Fast bowlers release the ball with their fingers along the seam of the ball which imparts backspin to the ball. Backspin can have a very profound effect on the turbulence in certain conditions. This can be seen from the illustrations in Figure 1 (see box). The figure is for a ball that is moving from right to left. The airflow, therefore, with respect to the ball is from left to right. Fig.1 (a) shows that the upper half of the rotating cricket ball (called the retreating side) moves in the direction of the air flow. This causes the air flow to stay attached with the cricket ball on the upper half and the flow separation is delayed till Point A. On the other hand, the flow on the bottom half (called the advancing side) separates earlier, at Point B.

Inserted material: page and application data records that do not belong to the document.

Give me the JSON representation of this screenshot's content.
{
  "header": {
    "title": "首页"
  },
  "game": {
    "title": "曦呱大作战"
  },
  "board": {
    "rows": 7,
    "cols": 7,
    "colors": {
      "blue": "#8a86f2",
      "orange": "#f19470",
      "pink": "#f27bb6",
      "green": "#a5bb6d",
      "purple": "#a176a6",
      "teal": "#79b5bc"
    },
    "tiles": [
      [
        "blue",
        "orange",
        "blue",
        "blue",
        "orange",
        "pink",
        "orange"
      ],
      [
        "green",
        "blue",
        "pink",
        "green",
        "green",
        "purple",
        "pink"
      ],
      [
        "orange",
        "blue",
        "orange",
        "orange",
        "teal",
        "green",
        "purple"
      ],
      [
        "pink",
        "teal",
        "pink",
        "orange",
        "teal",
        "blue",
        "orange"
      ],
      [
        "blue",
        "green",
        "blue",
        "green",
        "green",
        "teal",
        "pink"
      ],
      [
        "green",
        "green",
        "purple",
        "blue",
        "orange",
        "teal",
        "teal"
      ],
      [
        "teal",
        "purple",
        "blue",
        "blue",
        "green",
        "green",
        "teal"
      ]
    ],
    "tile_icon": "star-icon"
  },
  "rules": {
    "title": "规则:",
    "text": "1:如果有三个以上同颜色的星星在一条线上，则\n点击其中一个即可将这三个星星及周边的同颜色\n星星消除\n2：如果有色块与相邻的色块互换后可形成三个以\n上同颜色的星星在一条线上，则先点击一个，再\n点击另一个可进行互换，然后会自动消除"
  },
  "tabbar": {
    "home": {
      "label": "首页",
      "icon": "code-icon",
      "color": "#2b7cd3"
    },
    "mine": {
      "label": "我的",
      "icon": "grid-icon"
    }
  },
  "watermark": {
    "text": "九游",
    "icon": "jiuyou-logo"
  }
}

Reverse Magnus effect
Earlier flow separation on the advancing side results in high pressure below the ball and low pressure above it. This results in an upward force on the ball, and this phenomenon is called Magnus effect. The Magnus force on a cricket ball moving with backspin keeps the ball afloat in the air longer which makes it easier for batsmen to hit it.
As the rotational speed of the ball is increased — that is, if there’s more backspin on the ball — a very interesting phenomenon is observed. The increased rotational speed induces turbulence on the advancing side (that is, the lower side) of the spinning cricket ball. As noted earlier, turbulence causes delayed flow separation and hence the point of flow separation moves further downstream on the advancing side as shown in Fig.1 (b). This reverses the high and low pressure regions on either side of the ball. Consequently, the direction of the Magnus force is reversed and this phenomenon is termed reverse Magnus effect.
The direction of the Magnus force is dependent on a parameter known as spin ratio. It is the ratio of the tip speed of the ball due to rotation (equal to the ball’s angular speed multiplied by its radius) to its linear speed (delivery speed in common terminology). The reverse Magnus force on a cricket ball moving with backspin has the effect of making the ball dip quicker. A dipping ball moving at great pace makes it extremely difficult for batsmen to judge its trajectory and hit it. In fact, it is a wicket-taking ball. It is thus useful for bowlers to have the spin ratio in the regime of the reverse Magnus effect. Only fast bowlers who can impart strong backspin can achieve this.
Bumrah can bowl at speeds of around 145 kmph coupled with a rotational speed of 1000 RPM and a very stable seam position. This gives a spin ratio of nearly 0.1 for the cricket ball. Experiments on a rotating sphere at the National Wind Tunnel Facility, IIT Kanpur, conducted by this writer and his students, have revealed that this spin ratio puts the ball into the reverse Magnus effect regime. A downward force on a cricket ball moving at Bumrah’s pace causes it to dip very sharply and therefore batsmen find it difficult to pick his deliveries.